- Exercise goal
Reproduce all the entries, matching the original word for word.

Extracted records

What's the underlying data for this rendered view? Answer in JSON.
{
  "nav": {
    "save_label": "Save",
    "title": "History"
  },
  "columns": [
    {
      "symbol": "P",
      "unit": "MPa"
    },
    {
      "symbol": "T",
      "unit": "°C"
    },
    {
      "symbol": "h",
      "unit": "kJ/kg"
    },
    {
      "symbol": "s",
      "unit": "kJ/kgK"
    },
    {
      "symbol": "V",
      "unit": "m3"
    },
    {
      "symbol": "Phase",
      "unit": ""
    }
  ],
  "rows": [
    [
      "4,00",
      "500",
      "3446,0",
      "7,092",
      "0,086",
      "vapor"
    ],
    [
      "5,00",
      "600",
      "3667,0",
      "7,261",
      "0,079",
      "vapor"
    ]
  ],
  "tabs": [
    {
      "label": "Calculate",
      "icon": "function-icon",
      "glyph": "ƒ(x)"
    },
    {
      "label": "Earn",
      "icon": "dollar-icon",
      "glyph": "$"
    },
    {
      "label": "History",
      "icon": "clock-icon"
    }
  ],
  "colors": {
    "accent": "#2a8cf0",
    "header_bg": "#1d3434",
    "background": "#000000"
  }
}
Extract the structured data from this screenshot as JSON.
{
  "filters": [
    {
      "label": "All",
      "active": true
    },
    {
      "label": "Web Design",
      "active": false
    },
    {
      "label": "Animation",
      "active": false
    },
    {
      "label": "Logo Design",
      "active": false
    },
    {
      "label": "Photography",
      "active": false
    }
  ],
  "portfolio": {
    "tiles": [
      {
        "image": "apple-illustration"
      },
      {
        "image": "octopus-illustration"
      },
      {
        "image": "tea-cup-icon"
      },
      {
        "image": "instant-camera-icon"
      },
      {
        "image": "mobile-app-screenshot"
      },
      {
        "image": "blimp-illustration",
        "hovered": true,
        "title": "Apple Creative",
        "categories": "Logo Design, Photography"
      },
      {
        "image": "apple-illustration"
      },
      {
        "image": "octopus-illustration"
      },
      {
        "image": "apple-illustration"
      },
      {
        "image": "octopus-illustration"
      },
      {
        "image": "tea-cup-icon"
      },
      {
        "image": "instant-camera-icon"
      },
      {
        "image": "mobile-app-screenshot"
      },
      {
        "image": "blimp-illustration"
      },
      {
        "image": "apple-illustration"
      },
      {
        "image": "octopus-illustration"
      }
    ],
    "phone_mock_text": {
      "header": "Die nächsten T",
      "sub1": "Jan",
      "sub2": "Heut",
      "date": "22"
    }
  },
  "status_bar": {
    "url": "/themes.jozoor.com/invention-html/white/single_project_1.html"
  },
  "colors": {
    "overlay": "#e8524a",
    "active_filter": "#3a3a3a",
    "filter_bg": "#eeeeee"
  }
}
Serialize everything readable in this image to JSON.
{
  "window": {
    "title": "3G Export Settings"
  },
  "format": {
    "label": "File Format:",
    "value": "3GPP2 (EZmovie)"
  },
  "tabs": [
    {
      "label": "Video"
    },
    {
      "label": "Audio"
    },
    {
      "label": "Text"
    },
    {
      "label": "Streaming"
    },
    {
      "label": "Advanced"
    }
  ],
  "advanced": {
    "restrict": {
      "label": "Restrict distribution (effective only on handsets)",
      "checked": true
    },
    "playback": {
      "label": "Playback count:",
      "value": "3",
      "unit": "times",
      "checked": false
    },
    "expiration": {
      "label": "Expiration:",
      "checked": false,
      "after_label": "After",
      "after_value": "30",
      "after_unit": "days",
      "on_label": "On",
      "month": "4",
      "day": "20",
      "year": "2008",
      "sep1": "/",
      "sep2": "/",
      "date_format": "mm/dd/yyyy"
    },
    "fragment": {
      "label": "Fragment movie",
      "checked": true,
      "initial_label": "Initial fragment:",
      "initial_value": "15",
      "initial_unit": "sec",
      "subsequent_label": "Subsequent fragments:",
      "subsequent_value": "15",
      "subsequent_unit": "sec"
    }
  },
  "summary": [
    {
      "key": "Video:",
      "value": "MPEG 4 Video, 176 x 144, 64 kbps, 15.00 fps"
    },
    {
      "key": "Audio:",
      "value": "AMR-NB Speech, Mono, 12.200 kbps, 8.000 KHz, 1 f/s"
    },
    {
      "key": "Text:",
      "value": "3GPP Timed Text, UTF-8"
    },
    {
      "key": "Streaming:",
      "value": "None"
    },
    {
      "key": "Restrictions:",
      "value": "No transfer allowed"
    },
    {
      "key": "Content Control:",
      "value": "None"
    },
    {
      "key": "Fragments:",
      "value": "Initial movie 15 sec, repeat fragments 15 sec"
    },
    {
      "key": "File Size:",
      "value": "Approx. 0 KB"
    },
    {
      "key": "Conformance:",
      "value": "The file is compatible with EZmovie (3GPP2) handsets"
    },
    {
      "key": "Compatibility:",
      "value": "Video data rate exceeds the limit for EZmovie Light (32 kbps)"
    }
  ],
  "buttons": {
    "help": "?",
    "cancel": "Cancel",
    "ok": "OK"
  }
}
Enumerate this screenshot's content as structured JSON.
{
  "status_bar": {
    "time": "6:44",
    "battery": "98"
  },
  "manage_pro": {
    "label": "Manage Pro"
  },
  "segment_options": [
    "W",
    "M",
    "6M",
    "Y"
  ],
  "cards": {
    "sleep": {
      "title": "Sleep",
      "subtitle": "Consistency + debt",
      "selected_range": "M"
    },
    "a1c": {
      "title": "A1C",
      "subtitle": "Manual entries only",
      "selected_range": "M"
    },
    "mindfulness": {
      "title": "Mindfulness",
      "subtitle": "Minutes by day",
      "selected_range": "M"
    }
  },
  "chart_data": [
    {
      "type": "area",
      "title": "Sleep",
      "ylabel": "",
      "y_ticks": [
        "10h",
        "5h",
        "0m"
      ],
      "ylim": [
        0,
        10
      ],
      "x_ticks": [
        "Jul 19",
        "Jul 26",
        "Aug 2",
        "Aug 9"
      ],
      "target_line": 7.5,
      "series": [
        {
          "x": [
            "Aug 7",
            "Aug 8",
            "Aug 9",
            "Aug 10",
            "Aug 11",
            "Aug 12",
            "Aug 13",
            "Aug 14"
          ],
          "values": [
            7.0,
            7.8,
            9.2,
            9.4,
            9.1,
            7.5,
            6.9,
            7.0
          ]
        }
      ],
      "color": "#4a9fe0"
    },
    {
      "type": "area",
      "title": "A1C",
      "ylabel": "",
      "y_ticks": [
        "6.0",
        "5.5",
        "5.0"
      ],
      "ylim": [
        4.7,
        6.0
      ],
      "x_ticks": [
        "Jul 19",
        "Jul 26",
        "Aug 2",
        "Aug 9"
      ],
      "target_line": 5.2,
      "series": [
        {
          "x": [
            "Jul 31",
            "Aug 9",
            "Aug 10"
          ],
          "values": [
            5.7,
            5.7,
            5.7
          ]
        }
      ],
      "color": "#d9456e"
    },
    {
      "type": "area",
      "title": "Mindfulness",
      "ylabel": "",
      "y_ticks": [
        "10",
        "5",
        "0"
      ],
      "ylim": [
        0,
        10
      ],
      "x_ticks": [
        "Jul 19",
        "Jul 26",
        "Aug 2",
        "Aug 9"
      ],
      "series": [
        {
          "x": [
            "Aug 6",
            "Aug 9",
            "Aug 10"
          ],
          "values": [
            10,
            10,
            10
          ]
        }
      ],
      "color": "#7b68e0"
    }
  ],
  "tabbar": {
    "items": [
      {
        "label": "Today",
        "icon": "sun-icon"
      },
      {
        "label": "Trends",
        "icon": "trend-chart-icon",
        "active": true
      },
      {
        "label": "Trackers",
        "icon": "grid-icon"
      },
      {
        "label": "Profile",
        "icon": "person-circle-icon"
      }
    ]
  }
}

- Solution to this task
What's the underlying data for this rendered view? Answer in JSON.
{
  "nav": {
    "save_label": "Save",
    "title": "History"
  },
  "columns": [
    {
      "symbol": "P",
      "unit": "MPa"
    },
    {
      "symbol": "T",
      "unit": "°C"
    },
    {
      "symbol": "h",
      "unit": "kJ/kg"
    },
    {
      "symbol": "s",
      "unit": "kJ/kgK"
    },
    {
      "symbol": "V",
      "unit": "m3"
    },
    {
      "symbol": "Phase",
      "unit": ""
    }
  ],
  "rows": [
    [
      "4,00",
      "500",
      "3446,0",
      "7,092",
      "0,086",
      "vapor"
    ],
    [
      "5,00",
      "600",
      "3667,0",
      "7,261",
      "0,079",
      "vapor"
    ]
  ],
  "tabs": [
    {
      "label": "Calculate",
      "icon": "function-icon",
      "glyph": "ƒ(x)"
    },
    {
      "label": "Earn",
      "icon": "dollar-icon",
      "glyph": "$"
    },
    {
      "label": "History",
      "icon": "clock-icon"
    }
  ],
  "colors": {
    "accent": "#2a8cf0",
    "header_bg": "#1d3434",
    "background": "#000000"
  }
}
Extract the structured data from this screenshot as JSON.
{
  "filters": [
    {
      "label": "All",
      "active": true
    },
    {
      "label": "Web Design",
      "active": false
    },
    {
      "label": "Animation",
      "active": false
    },
    {
      "label": "Logo Design",
      "active": false
    },
    {
      "label": "Photography",
      "active": false
    }
  ],
  "portfolio": {
    "tiles": [
      {
        "image": "apple-illustration"
      },
      {
        "image": "octopus-illustration"
      },
      {
        "image": "tea-cup-icon"
      },
      {
        "image": "instant-camera-icon"
      },
      {
        "image": "mobile-app-screenshot"
      },
      {
        "image": "blimp-illustration",
        "hovered": true,
        "title": "Apple Creative",
        "categories": "Logo Design, Photography"
      },
      {
        "image": "apple-illustration"
      },
      {
        "image": "octopus-illustration"
      },
      {
        "image": "apple-illustration"
      },
      {
        "image": "octopus-illustration"
      },
      {
        "image": "tea-cup-icon"
      },
      {
        "image": "instant-camera-icon"
      },
      {
        "image": "mobile-app-screenshot"
      },
      {
        "image": "blimp-illustration"
      },
      {
        "image": "apple-illustration"
      },
      {
        "image": "octopus-illustration"
      }
    ],
    "phone_mock_text": {
      "header": "Die nächsten T",
      "sub1": "Jan",
      "sub2": "Heut",
      "date": "22"
    }
  },
  "status_bar": {
    "url": "/themes.jozoor.com/invention-html/white/single_project_1.html"
  },
  "colors": {
    "overlay": "#e8524a",
    "active_filter": "#3a3a3a",
    "filter_bg": "#eeeeee"
  }
}
Serialize everything readable in this image to JSON.
{
  "window": {
    "title": "3G Export Settings"
  },
  "format": {
    "label": "File Format:",
    "value": "3GPP2 (EZmovie)"
  },
  "tabs": [
    {
      "label": "Video"
    },
    {
      "label": "Audio"
    },
    {
      "label": "Text"
    },
    {
      "label": "Streaming"
    },
    {
      "label": "Advanced"
    }
  ],
  "advanced": {
    "restrict": {
      "label": "Restrict distribution (effective only on handsets)",
      "checked": true
    },
    "playback": {
      "label": "Playback count:",
      "value": "3",
      "unit": "times",
      "checked": false
    },
    "expiration": {
      "label": "Expiration:",
      "checked": false,
      "after_label": "After",
      "after_value": "30",
      "after_unit": "days",
      "on_label": "On",
      "month": "4",
      "day": "20",
      "year": "2008",
      "sep1": "/",
      "sep2": "/",
      "date_format": "mm/dd/yyyy"
    },
    "fragment": {
      "label": "Fragment movie",
      "checked": true,
      "initial_label": "Initial fragment:",
      "initial_value": "15",
      "initial_unit": "sec",
      "subsequent_label": "Subsequent fragments:",
      "subsequent_value": "15",
      "subsequent_unit": "sec"
    }
  },
  "summary": [
    {
      "key": "Video:",
      "value": "MPEG 4 Video, 176 x 144, 64 kbps, 15.00 fps"
    },
    {
      "key": "Audio:",
      "value": "AMR-NB Speech, Mono, 12.200 kbps, 8.000 KHz, 1 f/s"
    },
    {
      "key": "Text:",
      "value": "3GPP Timed Text, UTF-8"
    },
    {
      "key": "Streaming:",
      "value": "None"
    },
    {
      "key": "Restrictions:",
      "value": "No transfer allowed"
    },
    {
      "key": "Content Control:",
      "value": "None"
    },
    {
      "key": "Fragments:",
      "value": "Initial movie 15 sec, repeat fragments 15 sec"
    },
    {
      "key": "File Size:",
      "value": "Approx. 0 KB"
    },
    {
      "key": "Conformance:",
      "value": "The file is compatible with EZmovie (3GPP2) handsets"
    },
    {
      "key": "Compatibility:",
      "value": "Video data rate exceeds the limit for EZmovie Light (32 kbps)"
    }
  ],
  "buttons": {
    "help": "?",
    "cancel": "Cancel",
    "ok": "OK"
  }
}
Enumerate this screenshot's content as structured JSON.
{
  "status_bar": {
    "time": "6:44",
    "battery": "98"
  },
  "manage_pro": {
    "label": "Manage Pro"
  },
  "segment_options": [
    "W",
    "M",
    "6M",
    "Y"
  ],
  "cards": {
    "sleep": {
      "title": "Sleep",
      "subtitle": "Consistency + debt",
      "selected_range": "M"
    },
    "a1c": {
      "title": "A1C",
      "subtitle": "Manual entries only",
      "selected_range": "M"
    },
    "mindfulness": {
      "title": "Mindfulness",
      "subtitle": "Minutes by day",
      "selected_range": "M"
    }
  },
  "chart_data": [
    {
      "type": "area",
      "title": "Sleep",
      "ylabel": "",
      "y_ticks": [
        "10h",
        "5h",
        "0m"
      ],
      "ylim": [
        0,
        10
      ],
      "x_ticks": [
        "Jul 19",
        "Jul 26",
        "Aug 2",
        "Aug 9"
      ],
      "target_line": 7.5,
      "series": [
        {
          "x": [
            "Aug 7",
            "Aug 8",
            "Aug 9",
            "Aug 10",
            "Aug 11",
            "Aug 12",
            "Aug 13",
            "Aug 14"
          ],
          "values": [
            7.0,
            7.8,
            9.2,
            9.4,
            9.1,
            7.5,
            6.9,
            7.0
          ]
        }
      ],
      "color": "#4a9fe0"
    },
    {
      "type": "area",
      "title": "A1C",
      "ylabel": "",
      "y_ticks": [
        "6.0",
        "5.5",
        "5.0"
      ],
      "ylim": [
        4.7,
        6.0
      ],
      "x_ticks": [
        "Jul 19",
        "Jul 26",
        "Aug 2",
        "Aug 9"
      ],
      "target_line": 5.2,
      "series": [
        {
          "x": [
            "Jul 31",
            "Aug 9",
            "Aug 10"
          ],
          "values": [
            5.7,
            5.7,
            5.7
          ]
        }
      ],
      "color": "#d9456e"
    },
    {
      "type": "area",
      "title": "Mindfulness",
      "ylabel": "",
      "y_ticks": [
        "10",
        "5",
        "0"
      ],
      "ylim": [
        0,
        10
      ],
      "x_ticks": [
        "Jul 19",
        "Jul 26",
        "Aug 2",
        "Aug 9"
      ],
      "series": [
        {
          "x": [
            "Aug 6",
            "Aug 9",
            "Aug 10"
          ],
          "values": [
            10,
            10,
            10
          ]
        }
      ],
      "color": "#7b68e0"
    }
  ],
  "tabbar": {
    "items": [
      {
        "label": "Today",
        "icon": "sun-icon"
      },
      {
        "label": "Trends",
        "icon": "trend-chart-icon",
        "active": true
      },
      {
        "label": "Trackers",
        "icon": "grid-icon"
      },
      {
        "label": "Profile",
        "icon": "person-circle-icon"
      }
    ]
  }
}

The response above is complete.